The Basics


Solar water heaters rely on the sun to heat the water provided to your home or building. These systems are reliable and relatively straightforward. At the core, a solar water heater is reliant on the solar collector and storage tank. The collector is an insulated box, usually with a dark interior, that contains tubes that allow for water flow. The solar collector catches the sun's rays and transforms them into heat. The storage tank simply holds the heated water. From here, the functionality of the solar water heater depends on the type.


●        Passive System

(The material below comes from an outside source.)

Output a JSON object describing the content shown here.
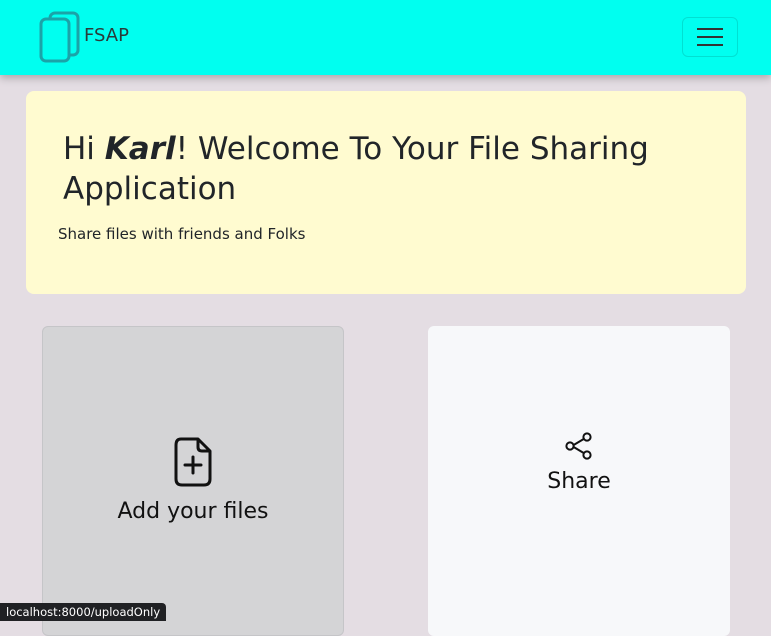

Of the passive system designs, there are both Batch and Thermosiphon designs available. The Batch design is quite simple and contains a water tank directly inside the solar collector. The water is heated through the solar collector and natural convection (hot water rises), hot water is pumped through the pipes and into the building. In a Thermosiphon design, the storage tank is separate from the solar collector. Cold water runs through the pipes in the collector where the water then becomes hot. The hot water, through natural convection, is moved to the separate water tank and then plumbed into the building.

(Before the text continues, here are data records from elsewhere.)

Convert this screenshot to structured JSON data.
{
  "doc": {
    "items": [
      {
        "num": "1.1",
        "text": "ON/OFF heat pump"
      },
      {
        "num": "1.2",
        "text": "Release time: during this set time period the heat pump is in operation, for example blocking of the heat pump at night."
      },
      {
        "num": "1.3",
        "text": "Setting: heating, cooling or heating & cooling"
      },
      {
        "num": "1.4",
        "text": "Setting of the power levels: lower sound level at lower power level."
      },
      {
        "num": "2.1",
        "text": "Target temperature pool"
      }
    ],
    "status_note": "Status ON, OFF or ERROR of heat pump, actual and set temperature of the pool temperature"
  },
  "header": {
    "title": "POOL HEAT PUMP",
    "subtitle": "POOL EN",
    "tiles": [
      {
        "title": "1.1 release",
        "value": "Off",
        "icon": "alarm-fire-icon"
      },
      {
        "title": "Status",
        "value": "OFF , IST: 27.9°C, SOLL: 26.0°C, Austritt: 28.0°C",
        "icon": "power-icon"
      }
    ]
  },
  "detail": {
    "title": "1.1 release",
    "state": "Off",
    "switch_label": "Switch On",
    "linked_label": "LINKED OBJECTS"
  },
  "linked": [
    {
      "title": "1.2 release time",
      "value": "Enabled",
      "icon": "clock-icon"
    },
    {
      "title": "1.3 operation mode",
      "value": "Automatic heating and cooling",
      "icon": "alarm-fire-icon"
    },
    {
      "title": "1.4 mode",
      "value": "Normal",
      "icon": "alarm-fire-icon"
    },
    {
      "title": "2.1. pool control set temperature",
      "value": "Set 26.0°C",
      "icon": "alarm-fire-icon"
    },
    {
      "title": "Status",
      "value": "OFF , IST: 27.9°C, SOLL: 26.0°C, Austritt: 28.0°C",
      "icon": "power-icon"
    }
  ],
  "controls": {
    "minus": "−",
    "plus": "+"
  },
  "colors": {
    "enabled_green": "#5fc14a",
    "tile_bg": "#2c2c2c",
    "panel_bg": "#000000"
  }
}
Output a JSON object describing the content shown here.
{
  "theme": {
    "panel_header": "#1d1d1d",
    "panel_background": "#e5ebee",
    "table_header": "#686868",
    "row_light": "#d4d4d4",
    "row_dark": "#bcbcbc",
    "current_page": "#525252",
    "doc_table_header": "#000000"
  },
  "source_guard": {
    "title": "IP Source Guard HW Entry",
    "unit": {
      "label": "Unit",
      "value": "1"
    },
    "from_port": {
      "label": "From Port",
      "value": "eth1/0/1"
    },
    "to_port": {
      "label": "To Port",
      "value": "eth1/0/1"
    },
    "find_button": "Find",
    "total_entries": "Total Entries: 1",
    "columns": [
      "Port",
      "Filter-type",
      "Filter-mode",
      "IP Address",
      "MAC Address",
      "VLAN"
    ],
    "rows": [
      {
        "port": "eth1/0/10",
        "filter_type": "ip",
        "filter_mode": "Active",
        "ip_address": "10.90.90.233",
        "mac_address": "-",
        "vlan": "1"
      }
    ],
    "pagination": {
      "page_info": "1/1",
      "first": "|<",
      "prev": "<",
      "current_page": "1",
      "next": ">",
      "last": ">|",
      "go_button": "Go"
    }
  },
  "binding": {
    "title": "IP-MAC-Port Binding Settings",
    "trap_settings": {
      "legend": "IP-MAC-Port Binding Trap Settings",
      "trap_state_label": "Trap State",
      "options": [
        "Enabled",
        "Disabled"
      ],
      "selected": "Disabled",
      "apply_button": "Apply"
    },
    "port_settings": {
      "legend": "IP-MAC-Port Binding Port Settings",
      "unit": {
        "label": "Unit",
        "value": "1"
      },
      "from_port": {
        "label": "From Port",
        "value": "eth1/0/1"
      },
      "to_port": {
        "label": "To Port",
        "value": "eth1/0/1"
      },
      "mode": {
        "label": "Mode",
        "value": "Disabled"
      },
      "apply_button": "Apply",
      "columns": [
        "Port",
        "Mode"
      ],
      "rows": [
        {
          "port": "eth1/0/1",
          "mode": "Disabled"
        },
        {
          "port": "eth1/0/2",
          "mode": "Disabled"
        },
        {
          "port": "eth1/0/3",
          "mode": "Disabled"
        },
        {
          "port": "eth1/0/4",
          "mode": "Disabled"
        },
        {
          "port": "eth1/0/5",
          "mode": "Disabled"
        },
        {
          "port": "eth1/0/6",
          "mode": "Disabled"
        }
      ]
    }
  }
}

●        Active System

Typically, active systems are better for areas where temperatures drop below freezing. There are three main types of active systems. In Direct systems, water is moved from the solar collector to the tank via pumps. In Indirect systems, the water is never directly heated by the solar collector but by a fluid, such as antifreeze, which resides in sealed pipes. The antifreeze is heated and pumped through piping which indirectly heats the water in the storage tank. Thirdly there is a Drainback design. This design is very similar to an Indirect system with the exception that distilled water is used in place of a heat-transfer liquid.

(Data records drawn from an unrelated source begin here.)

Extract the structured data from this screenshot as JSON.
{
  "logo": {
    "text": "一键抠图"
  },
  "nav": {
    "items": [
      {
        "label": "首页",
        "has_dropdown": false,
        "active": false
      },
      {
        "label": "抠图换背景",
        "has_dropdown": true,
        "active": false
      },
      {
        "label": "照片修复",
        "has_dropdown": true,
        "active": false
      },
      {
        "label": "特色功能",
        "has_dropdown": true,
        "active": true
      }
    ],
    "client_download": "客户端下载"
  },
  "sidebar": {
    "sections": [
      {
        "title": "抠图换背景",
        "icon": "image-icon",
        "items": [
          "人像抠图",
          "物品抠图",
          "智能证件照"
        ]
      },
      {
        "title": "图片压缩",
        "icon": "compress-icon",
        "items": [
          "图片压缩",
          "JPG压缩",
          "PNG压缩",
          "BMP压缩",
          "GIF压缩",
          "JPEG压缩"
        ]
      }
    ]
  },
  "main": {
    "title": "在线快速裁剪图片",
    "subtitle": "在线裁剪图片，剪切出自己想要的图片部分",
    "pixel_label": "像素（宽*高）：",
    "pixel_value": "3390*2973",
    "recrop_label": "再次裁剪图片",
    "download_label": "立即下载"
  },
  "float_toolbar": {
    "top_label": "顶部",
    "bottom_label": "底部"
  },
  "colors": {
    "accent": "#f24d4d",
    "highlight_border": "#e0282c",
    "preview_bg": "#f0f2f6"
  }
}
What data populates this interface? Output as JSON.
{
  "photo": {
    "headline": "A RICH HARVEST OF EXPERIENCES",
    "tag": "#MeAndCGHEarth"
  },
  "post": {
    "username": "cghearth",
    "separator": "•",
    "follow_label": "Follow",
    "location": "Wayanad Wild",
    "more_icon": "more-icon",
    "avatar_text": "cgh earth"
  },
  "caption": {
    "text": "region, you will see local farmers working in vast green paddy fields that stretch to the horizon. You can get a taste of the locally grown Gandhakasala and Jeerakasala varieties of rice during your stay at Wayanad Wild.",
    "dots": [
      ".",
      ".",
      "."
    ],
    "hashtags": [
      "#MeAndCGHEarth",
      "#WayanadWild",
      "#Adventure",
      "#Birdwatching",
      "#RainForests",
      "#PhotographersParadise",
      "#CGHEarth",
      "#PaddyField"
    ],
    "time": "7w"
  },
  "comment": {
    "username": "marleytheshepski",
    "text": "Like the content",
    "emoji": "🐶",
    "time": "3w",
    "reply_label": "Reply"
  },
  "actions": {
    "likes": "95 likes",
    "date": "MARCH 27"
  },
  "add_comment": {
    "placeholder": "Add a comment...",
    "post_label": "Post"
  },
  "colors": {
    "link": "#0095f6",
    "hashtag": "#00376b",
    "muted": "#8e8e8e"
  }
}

Both traditional gas and electric water heaters use a great deal of energy and release carbon emissions to the environment. Installing a solar water heater is a great green alternative. Most solar water heaters do require the use of a backup traditional heater in high demand times or when the weather is forecast to be cloudy or rainy. In general, a solar water heater can reduce energy bills and carbon emissions by nearly 50 percent. In places like Arizona with constant sunshine, owners report a nearly 90 percent drop in energy bills. To improve the efficiency of the system consider the orientation of the solar collector. More exposure to direct sunlight means more ability to generate heat to transfer to your water.


At Gausman & Moore, we are passionate about sustainable design. Our engineers are creative and dedicated to finding solutions to your toughest problems. If you are interested in learning more about solar energy or renewable energy designs, contact us today. You will be able to see our past projects and get an understanding of the services we offer.